Now look at the artist’s representation of Pneumococcus and we can see both ball shaped parts to represent the spherical shape of the bacteria, and long stringy parts to represent the long strands the bacteria forms.
The body itself is represented as a massive city or factory, depending on the part of the body that is being depicted. I like this sort of setting as it allows for interesting analogies to help explain certain topics and move the story along.
One such example occurs when explaining a sneeze and its role in removing allergens and bacteria from the body. The sneeze is depicted as a large rocket being fired out of the body. Another example is the T-cell dropping out of ceiling grates and other random places to explain how T-cells can transmigrate or enter and leave the blood vessels.
As you can expect from a manga about the inner workings of human body there is a large cast of characters, and yet not so large at the same time. There are tons of red blood cells that all share a similar look, but only the lead character stands out. The same goes for each of the other cell types; they are all drawn in a similar manner, but the lead character for each type is given some distinguishing characteristics. Their personalities tend to match their role in the body, like the killer T-cells being obsessed about fighting and killing cells, as killer T-cells focus on killing other cells. My personal favorite is the macrophage for having both sides of Black Lagoon’s Roberta Lovelace’s psyche. There are all sorts of these little shout-outs to other manga and anime scattered throughout Cells at Work.
The first cell that we are introduced to is the red blood cell, and she is best described as a stereotypical genki girl, who is inexperienced but just wants to do her job well. It’s hard to not get wrapped up in her adventures across the human body, as everything that happens, happens when she is around. The next character we are introduced to is the stoic white blood cell, who is much nicer than he appears. He makes for a nice straight man in some of the situations. If I had one complaint its that we don’t see enough of the red blood cell in the most recent volume (volume 5).

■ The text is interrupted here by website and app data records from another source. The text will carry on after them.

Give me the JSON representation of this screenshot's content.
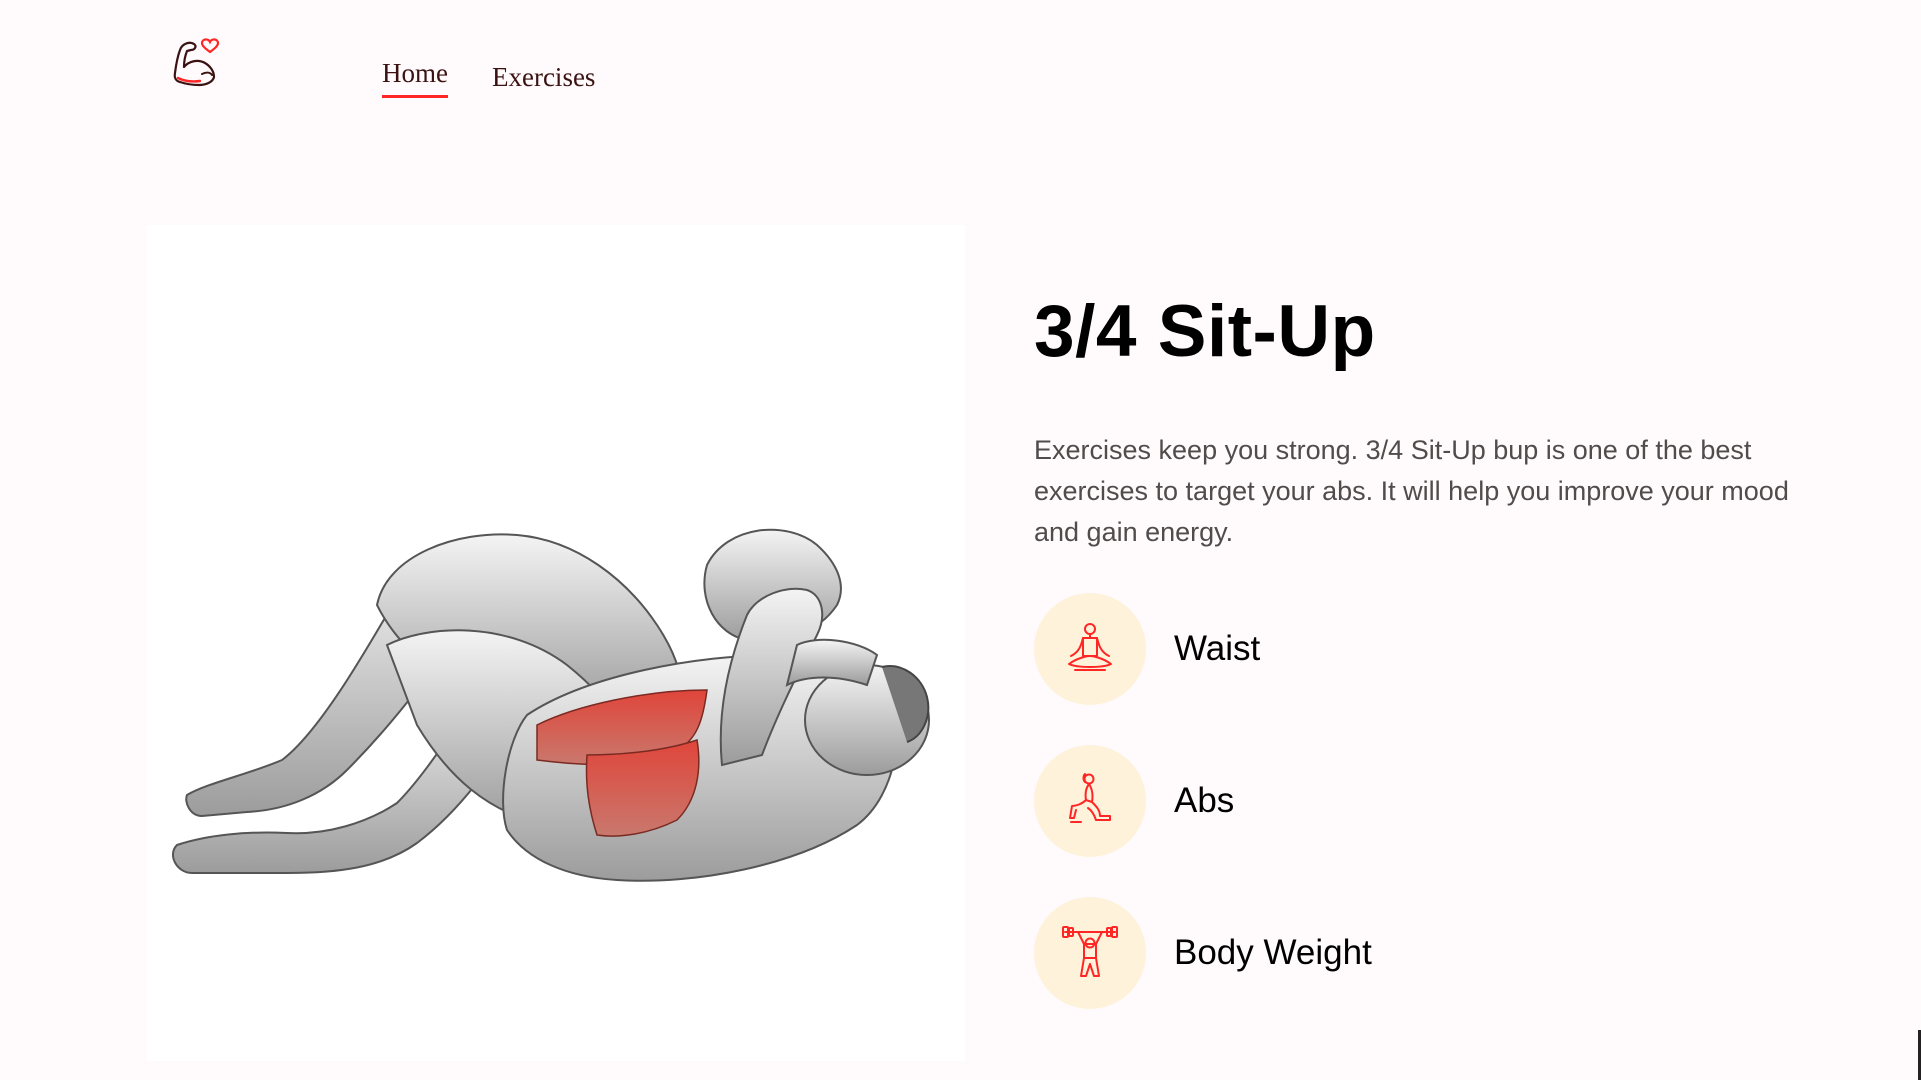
{
  "nav": {
    "logo_icon": "flexed-bicep-heart-icon",
    "links": [
      {
        "label": "Home",
        "active": true
      },
      {
        "label": "Exercises",
        "active": false
      }
    ],
    "accent_color": "#ff2625"
  },
  "exercise": {
    "image_icon": "sit-up-anatomy-illustration",
    "name": "3/4 Sit-Up",
    "description": "Exercises keep you strong. 3/4 Sit-Up bup is one of the best exercises to target your abs. It will help you improve your mood and gain energy.",
    "extras": [
      {
        "label": "Waist",
        "icon": "meditation-pose-icon"
      },
      {
        "label": "Abs",
        "icon": "lunge-pose-icon"
      },
      {
        "label": "Body Weight",
        "icon": "weightlifter-icon"
      }
    ]
  }
}
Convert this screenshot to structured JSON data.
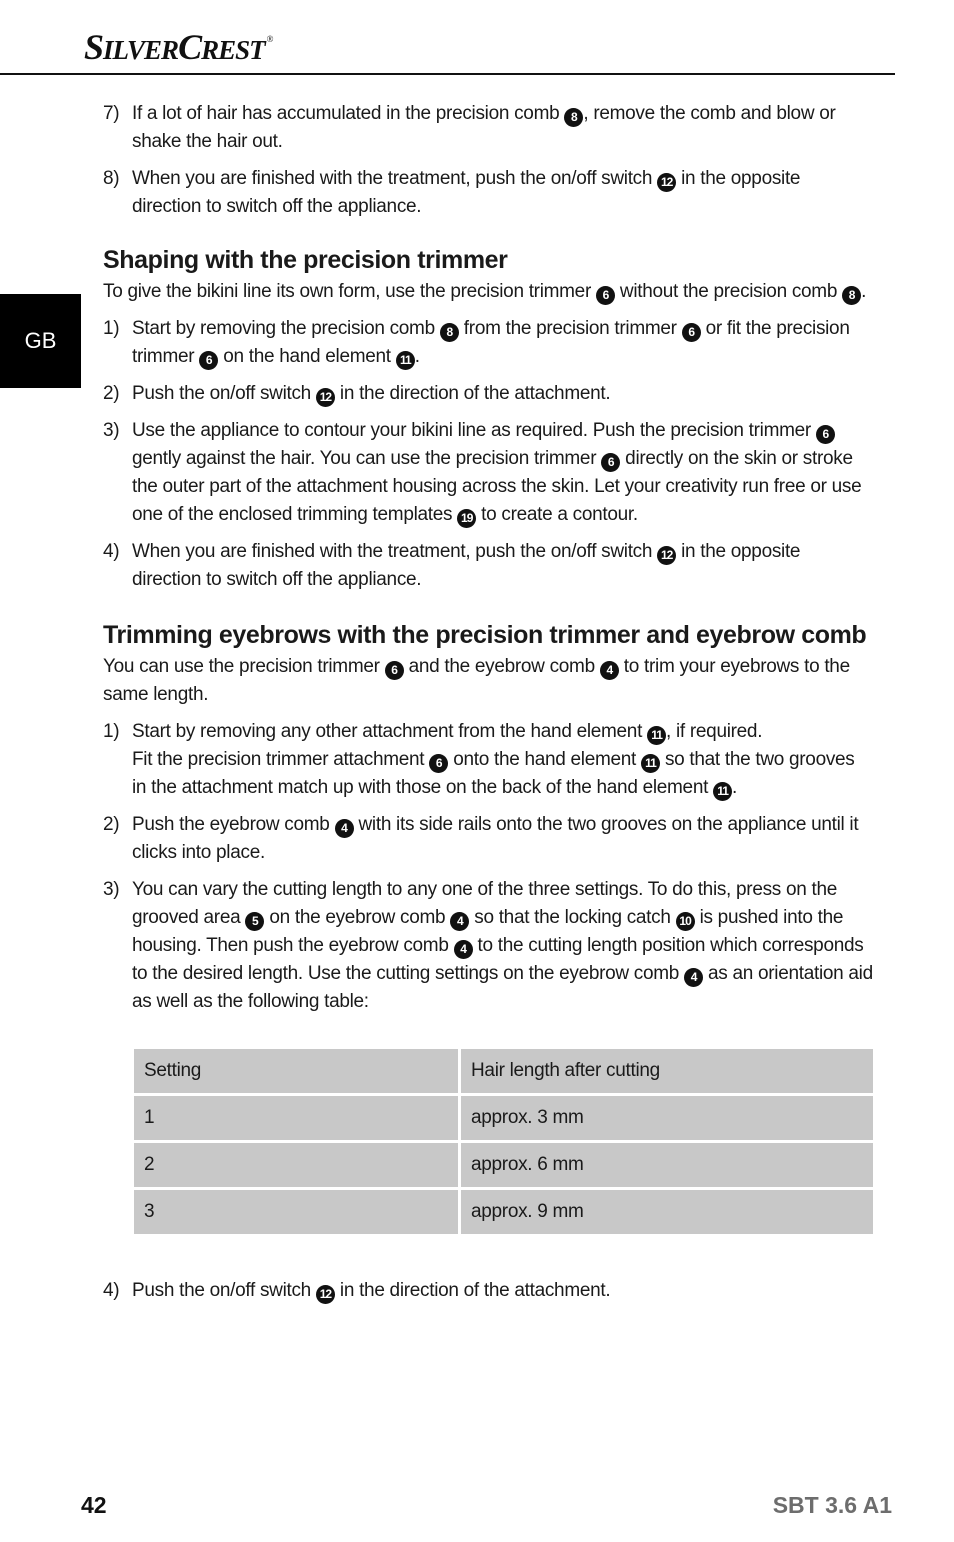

After reading all five volumes of Cells at Work, I have to say I am very impressed with the author’s knowledge of human anatomy and physiology. I have yet to find anything that was factually incorrect or watered down to the point of being useless. In fact, I even learned a few things about bacteria and how they help regulate the large intestine. Now, before I scare anyone else off, you do not need to be a biology major to enjoy and learn something from the manga. I would put the manga at the level of a high school Anatomy and Physiology class, or a college level introductory class on Biology. As long as you have a basic understanding of biology including what a cell is, you will be just fine. In fact, if I had had a copy of the manga when I was still teaching in Mongolia I would have had my students read some of the sections, specifically, the chapters 7 (red blood cell formation) and 10 (cardiovascular system). I will be posting more later on how you can use Cells at Work in the classroom.
Now I know there are a number of eagerly awaited new anime and sequels coming out this year. I’m looking at you My Hero Academia, and Full Metal Panic. Cells at Work is also getting an anime in July of this year, and while it won’t be as hyped as some of the others, I can’t wait. The preview looks amazing and I am looking forward to it as an anime to watch and potentially one that I could use in the classroom.
If I had to put a number on it, I would rate Cells at Work a solid 8 out of 10. If you are a big fan of science add 1, if you’re not a science person subtract 1. Either way I would highly recommend everyone at least check out of the first chapter or two.